• Created Date
  • 1936
  • Description
  • It was not under her own name so much as under that of her celebrated pupil that Anne Sullivan Macy became a world figure. She was known, as she wished to be known, and she will be remembered, as she wished to be remembered, as Helen Keller's teacher. She had no other pupil, but her achievement with this single one has placed her, by general acclamation, in the pantheon of great teachers of all time. She was not without forerunners, but her wo... more
    It was not under her own name so much as under that of her celebrated pupil that Anne Sullivan Macy became a world figure. She was known, as she wished to be known, and she will be remembered, as she wished to be remembered, as Helen Keller's teacher.
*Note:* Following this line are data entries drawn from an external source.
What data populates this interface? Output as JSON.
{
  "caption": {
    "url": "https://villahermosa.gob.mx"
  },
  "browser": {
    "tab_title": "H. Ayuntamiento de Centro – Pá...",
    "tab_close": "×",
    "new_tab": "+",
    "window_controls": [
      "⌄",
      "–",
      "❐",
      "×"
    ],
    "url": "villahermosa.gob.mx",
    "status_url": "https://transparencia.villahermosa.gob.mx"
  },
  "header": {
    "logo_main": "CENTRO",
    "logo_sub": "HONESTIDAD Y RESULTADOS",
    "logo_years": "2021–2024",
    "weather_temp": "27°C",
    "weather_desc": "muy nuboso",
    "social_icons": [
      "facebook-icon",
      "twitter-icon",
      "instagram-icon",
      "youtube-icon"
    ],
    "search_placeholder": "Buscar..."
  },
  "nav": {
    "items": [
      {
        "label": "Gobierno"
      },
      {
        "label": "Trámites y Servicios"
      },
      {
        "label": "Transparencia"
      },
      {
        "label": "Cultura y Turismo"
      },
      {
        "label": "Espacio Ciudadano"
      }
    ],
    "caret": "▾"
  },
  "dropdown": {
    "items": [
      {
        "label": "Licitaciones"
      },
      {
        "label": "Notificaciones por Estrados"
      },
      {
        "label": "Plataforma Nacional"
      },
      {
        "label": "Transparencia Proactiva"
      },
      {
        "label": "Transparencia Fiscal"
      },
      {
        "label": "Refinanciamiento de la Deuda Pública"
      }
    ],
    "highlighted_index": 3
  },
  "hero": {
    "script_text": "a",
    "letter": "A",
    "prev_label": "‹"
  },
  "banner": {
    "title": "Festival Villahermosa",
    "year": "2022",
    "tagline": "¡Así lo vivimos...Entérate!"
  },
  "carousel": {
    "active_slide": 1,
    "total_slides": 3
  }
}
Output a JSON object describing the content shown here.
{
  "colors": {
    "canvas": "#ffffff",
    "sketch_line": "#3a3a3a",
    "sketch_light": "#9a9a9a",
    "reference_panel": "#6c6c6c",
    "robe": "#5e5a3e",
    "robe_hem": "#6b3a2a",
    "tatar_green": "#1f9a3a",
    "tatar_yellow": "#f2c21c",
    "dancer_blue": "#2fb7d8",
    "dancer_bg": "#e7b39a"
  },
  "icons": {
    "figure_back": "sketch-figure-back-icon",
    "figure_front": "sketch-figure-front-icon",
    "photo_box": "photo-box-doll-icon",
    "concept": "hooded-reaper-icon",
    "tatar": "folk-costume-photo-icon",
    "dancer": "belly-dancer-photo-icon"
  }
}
She had no other pupil, but her achievement with this single one has placed her, by general acclamation, in the pantheon of great teachers of all time. She was not without forerunners, but her work was original in the way implied by George Santayana when he ways, "Originality and genius must be largely fed and raised on the shoulders of some old tradition." She had the tradition (though it was not old) in the accomplishment of Dr. Samuel Gridley Howe with Laura Bridgman and other deaf-blind pupils, but, to use the words of the Educational Institute of Scotland which made her an Honorary Fellow in 1932, she proved herself "to be a teacher of genius who made discriminate use of all known methods of reaching the child mind and herself devised many others which anticipated some of the best features in present-day teaching practice." (Mrs. Macy would not approve the word "genius" in this paragraph; for her sake I point out that it is in quotation marks). The words "liberator," "emancipator," and "deliverer," applied to her as they have been by Dr. Maria Montessori (who also called her a pioneer), by Dr. Harry Emerson Fosdick, her British publishers, editorial writers from San Francisco to Zagreb, and others, are synonymous with the word "teacher." Her task when she went to Helen Keller nearly fifty years ago was to liberate a soul; it was the kindest of all good fortunes that gave her a soul worth liberating. "I have never thought that I deserve more praise than other teachers who give the best they have to their pupils," she said. "If their earnest efforts have not released an Ariel from the imprisoning oak, it is no [end of document]. December, 1936, Volume XXX, Number 5 of Outlook For The Blind, published by the American Foundation for the Blind with article on front by Nella Braddy titled: Anne Sullivan Macy: World Figure. Outlook for the Blind. less
  • Format
  • Documents
    Pamphlets
  • Rights
  • Samuel P. Hayes Research Library, Perkins School for the Blind, Watertown, MA. Contact host institution for more information.